Dataset excerpts:
□ □ □ □ □ □ □

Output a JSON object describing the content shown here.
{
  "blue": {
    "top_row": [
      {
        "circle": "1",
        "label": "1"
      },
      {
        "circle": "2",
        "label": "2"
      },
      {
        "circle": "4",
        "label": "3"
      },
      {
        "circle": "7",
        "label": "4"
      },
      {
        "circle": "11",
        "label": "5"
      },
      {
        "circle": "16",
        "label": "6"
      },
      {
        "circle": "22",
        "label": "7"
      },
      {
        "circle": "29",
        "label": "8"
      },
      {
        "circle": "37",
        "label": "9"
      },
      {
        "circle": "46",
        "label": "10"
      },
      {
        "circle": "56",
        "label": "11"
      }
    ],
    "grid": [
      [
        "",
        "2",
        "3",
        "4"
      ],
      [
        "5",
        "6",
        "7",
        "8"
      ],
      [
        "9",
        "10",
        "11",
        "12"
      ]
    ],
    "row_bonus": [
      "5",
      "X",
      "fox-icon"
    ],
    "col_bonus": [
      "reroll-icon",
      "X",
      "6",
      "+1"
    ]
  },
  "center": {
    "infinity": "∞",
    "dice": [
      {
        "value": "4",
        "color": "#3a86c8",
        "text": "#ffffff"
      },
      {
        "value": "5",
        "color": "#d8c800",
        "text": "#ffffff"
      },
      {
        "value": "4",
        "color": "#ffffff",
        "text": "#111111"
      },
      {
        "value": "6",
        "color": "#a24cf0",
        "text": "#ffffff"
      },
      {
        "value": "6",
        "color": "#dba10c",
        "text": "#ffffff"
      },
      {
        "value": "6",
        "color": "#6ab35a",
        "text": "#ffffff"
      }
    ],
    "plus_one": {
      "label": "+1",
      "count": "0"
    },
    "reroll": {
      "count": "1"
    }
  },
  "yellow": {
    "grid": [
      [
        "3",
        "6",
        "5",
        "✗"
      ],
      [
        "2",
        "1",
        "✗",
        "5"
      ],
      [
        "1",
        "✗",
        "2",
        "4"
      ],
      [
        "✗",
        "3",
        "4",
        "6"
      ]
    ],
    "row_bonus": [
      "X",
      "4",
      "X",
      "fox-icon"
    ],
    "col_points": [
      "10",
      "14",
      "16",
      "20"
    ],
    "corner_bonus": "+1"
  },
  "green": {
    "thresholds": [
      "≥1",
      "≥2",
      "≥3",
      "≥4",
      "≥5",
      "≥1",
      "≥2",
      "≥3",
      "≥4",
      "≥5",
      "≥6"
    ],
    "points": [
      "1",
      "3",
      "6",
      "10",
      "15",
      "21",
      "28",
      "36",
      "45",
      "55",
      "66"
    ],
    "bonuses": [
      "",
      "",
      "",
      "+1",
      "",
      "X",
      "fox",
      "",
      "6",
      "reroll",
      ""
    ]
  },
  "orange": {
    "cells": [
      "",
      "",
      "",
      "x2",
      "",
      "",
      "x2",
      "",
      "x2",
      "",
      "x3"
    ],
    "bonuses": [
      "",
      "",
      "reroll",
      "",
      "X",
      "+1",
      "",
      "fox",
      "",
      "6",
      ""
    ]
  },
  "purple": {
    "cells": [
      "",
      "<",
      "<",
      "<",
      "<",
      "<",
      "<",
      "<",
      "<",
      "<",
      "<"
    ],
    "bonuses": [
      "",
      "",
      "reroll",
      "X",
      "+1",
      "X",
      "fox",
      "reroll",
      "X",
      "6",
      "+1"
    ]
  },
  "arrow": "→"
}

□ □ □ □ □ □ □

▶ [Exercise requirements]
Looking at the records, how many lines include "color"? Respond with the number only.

▶ [Task solution]
6